Wednesday, November 7, 2007

"Service Included"

While Phoebe Damrosch was figuring out what to do with her life, she supported herself by working as a waiter. Before long she was a captain at the New York City four-star restaurant Per Se, the culinary creation of master chef Thomas Keller. The experience spawned her behind-the-scenes memoir, Service Included: Four-Star Secrets of an Eavesdropping Waiter.

She applied the Page 69 Test to her debut book and reported the following:
Service Included tells the story of how I fell in love with my day job: waiting tables at one of the world’s best restaurants. Prior to waiting tables, I was a writer -- but before that, I was a classical violist and it is to classical music that I now turn in order to unpack page 69.

Let’s say you’ve just flipped on your local public radio station. You’re a little wary because you’ve just suffered through a fund drive, so it’s with relief that you find yourself in the middle of a symphonic interlude. The piece sounds vaguely familiar, but you can’t place it. This is because you’ve tuned into what is known as the “development,” in which the composer leads you from the main theme (the “exposition”) to the return of that theme (the “recapitulation”) through a series of thematically-related key and tempo changes. Page 69 is my development.

We have just survived an electrical fire in the wall of the kitchen, which occurred one week after our big opening (exposition). We trained for the opening by taking dance lessons and written exams, tasting sixteen kinds of chocolate, and learning the names of six butter-producing cows in Vermont. Little do I know that within weeks my most regular guest will be Frank Bruni, the New York Times food critic, and everything I learned in my training will be reviewed, judged, and immortalized (recapitulation).

From Page 69:

Within days of our second opening, guests had posted reviews of their experiences on blogs and foodie websites. Comments on the food were, on the whole, complimentary. Impressions of the room were less so. Early critics found the browns and grays drab, the lines stark and sterile, the marble and glass cold. At best, they described the room as “cosmopolitan.” The room was certainly not quaintly modeled after a farmhouse, as was the fashion in many of the “produce-driven” restaurants around the city; it did not have rococo scrolls and ornate flowers, the crushed velvet/bordello look, or the tarnished mirrors of a faux-bistro. But to find fault with this would be to miss the point. The well-spaced tables, muted colors, and clean lines remained understated on purpose. To further the calming effect, the room was quiet (except for the occasional deafening fire alarm). Even the traffic in Columbus Circle swarmed in silence…
Read an excerpt from Service Included and visit Phoebe Damrosch's website.

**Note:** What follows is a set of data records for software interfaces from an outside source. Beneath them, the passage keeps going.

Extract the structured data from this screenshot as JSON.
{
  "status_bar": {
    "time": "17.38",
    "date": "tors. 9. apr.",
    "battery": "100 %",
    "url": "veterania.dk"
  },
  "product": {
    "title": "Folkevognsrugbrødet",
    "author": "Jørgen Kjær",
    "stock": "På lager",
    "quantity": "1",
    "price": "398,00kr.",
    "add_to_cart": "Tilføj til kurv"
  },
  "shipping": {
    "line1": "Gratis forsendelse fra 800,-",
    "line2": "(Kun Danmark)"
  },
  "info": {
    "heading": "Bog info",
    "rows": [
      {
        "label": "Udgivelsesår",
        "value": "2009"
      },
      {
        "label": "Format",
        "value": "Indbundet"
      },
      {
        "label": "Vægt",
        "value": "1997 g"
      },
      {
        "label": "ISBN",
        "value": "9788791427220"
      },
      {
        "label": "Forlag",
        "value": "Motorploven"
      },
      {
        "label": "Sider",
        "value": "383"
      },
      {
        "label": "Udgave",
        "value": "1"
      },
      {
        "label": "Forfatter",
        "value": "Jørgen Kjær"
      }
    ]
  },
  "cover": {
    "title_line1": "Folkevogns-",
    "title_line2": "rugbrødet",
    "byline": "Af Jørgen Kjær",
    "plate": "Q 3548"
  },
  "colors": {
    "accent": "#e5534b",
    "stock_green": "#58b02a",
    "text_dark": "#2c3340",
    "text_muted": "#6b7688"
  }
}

Check out the complete list of books in the Page 69 Test Series.

--Marshal Zeringue